The agency’s days of gallivanting about lawlessly in the name of curbing Communism came to an end with the collapse of the Soviet Union, and with that came a renewed debate about the CIA’s purpose—and in some cases, the need for its continuance.
In 1991 and 1995, Senator Daniel Patrick Moynihan (D-N.Y.), the former vice chairman of the Senate Select Committee on Intelligence, introduced legislation to do away with the agency and assign its intelligence operations to the Department of State.
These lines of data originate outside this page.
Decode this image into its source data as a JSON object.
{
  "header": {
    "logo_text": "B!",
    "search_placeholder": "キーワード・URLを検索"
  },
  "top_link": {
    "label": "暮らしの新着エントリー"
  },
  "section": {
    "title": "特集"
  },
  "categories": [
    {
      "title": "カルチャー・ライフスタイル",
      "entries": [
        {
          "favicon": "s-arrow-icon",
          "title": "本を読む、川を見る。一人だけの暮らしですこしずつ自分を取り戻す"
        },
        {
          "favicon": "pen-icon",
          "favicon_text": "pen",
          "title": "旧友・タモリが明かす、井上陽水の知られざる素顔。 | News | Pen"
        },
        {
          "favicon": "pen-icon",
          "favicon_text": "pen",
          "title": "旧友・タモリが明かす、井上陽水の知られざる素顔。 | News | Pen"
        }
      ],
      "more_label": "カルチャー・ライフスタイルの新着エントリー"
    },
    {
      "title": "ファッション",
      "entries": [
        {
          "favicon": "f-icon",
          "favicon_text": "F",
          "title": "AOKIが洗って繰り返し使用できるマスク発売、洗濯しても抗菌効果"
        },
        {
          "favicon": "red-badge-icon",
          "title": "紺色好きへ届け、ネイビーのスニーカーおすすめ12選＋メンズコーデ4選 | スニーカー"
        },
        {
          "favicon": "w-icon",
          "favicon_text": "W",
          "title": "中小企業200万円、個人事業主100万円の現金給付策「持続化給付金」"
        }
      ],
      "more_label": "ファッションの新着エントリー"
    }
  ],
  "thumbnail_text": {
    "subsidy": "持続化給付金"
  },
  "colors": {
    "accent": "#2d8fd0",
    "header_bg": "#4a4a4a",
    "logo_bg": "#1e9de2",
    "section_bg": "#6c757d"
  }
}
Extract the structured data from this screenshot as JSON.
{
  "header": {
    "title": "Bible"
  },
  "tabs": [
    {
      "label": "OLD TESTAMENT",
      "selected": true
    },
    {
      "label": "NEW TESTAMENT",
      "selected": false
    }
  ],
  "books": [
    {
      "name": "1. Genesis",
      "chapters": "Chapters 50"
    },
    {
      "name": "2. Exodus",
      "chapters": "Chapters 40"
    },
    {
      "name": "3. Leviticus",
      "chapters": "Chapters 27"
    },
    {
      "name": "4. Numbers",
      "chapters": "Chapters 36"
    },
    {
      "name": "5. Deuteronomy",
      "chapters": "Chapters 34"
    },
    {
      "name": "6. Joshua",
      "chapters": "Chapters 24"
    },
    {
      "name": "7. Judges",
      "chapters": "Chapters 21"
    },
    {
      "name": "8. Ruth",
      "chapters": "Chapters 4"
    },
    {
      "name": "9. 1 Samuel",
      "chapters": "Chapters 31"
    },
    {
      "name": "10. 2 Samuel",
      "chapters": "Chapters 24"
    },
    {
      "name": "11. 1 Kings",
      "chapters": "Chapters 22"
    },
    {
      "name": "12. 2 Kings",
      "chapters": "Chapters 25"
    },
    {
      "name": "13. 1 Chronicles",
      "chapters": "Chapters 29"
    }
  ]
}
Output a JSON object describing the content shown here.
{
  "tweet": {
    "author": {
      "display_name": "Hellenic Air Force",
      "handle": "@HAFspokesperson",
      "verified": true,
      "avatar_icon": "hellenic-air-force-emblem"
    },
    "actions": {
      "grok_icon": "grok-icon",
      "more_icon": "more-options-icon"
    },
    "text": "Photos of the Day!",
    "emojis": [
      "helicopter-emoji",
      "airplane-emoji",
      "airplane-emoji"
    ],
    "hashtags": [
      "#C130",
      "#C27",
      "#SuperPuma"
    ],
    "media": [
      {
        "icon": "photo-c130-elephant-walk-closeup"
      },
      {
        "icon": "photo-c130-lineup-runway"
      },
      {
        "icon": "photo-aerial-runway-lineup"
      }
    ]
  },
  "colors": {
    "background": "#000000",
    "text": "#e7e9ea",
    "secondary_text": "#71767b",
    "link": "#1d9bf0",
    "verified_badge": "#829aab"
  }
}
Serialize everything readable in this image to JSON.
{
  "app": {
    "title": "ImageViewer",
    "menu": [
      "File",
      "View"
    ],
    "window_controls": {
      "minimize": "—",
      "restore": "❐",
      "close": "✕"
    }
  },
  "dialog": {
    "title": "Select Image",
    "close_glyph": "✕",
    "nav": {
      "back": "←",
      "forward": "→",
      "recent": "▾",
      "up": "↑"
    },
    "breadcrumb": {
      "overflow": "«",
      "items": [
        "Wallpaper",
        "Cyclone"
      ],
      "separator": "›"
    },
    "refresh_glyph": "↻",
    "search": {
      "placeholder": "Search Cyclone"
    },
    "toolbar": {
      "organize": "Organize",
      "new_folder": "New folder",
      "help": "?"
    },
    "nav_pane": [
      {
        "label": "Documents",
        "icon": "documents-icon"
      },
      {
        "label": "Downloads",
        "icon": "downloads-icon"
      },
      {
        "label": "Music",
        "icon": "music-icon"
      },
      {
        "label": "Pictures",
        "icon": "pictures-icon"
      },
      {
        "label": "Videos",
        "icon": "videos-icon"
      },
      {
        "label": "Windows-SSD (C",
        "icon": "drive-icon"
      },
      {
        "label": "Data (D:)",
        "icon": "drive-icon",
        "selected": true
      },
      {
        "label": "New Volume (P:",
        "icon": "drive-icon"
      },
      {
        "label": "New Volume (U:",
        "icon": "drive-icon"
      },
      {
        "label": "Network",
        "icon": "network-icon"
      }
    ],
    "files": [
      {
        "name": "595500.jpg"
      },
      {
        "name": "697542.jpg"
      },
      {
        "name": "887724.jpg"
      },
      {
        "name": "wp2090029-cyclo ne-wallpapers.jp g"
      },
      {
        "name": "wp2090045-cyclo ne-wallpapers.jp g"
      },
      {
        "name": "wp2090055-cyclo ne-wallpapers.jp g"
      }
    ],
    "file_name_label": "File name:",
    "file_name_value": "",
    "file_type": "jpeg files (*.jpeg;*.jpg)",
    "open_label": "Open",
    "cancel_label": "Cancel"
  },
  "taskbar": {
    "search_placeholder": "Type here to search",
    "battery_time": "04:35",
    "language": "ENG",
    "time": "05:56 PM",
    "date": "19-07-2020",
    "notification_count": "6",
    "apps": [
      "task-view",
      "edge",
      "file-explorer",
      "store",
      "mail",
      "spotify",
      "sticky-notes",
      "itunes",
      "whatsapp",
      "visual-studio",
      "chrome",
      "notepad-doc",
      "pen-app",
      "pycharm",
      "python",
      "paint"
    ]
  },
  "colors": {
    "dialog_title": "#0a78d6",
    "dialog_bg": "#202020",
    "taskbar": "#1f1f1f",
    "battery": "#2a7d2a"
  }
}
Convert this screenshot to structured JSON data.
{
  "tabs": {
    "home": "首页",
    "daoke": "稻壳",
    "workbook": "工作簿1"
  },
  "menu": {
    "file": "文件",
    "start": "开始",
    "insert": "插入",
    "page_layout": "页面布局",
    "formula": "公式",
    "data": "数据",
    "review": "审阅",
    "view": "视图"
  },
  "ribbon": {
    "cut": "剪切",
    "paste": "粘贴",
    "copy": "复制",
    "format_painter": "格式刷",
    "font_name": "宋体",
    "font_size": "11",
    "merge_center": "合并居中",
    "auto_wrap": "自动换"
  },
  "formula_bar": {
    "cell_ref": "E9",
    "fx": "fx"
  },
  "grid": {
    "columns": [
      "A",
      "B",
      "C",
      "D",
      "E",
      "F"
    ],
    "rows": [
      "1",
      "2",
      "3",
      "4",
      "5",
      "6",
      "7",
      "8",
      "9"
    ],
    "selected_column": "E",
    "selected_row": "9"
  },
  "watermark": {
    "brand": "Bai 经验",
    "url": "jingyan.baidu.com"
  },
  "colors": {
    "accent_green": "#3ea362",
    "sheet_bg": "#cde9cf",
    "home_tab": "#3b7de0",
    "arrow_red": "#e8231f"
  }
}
For all the agency’s successes, charged Moynihan, there was an even grander array of failures.
By 1995, in the words of The New York Times editorial board, “whatever thin justification the Cold War provided for reckless adventures is gone.” Moynihan’s adjuration to shutter the agency had managed to pick up some odd bedfellows—namely right-wingers who viewed the agency’s current iteration as “too liberal.” Still, due to his friendly relationship with the Clinton administration and the cross-partisan appeal of his message, he played an integral role in the mid-1990s debate over the future of the agency. In the end, the tinkerers, not Moynihan’s abolitionists, won out.
Although agency operations expanded significantly in the aftermath of 9/11—thanks in part to pressure from politicians and the public on the agency to do whatever it might take to prevent another attack—Moynihan’s abolitionist mentality never quite disappeared. In 2005, New Republic senior editor John B. Judis argued “The Case For Abolishing The CIA.” The agency’s incompetence and outright refusal to abide by international law, emphasized Judis, had only been exacerbated under the Bush administration. “What is clear is that the CIA is broken,” he wrote. “And to repair it, we may have to start from scratch.”
So, while Sanders’s 1974 statements may be a testament to his “extreme leftist past,” they’re only truly radical for unimaginative Washington hacks. It takes a spectacular degree of obstinateness for weak-tea liberal pundits to overlook the countless historic events that cause the American left to look less-than-kindly on the agency. Perpetrators of this inanity even went so far as to suggest the extra-judicial knavery paled in comparison to more modern ordeals. “In retrospect, CIA-backed coups look great compared to Iraq-style invasions,” quipped Vox’s duhsplainer-in-chief, Matt Yglesias. (He later backpedaled wildly, saying it was a joke.) How convenient that Sanders is on the record opposing such hijinks!
Such baseless red-baiting is not just dishonest and lazy (no brownie points for creativity, Politico)—it’s also indicative of the sad state of national security policy. When an opinion shared once by John F. Kennedy, Harry Truman, and, hell, David H. Koch is ostracized as suspiciously Communist jiggery-pokery, then, to borrow an old Saturday Night Live turn of phrase, “the show has reached a new low.”
Hannah Gais is the associate digital editor at The Washington Spectator.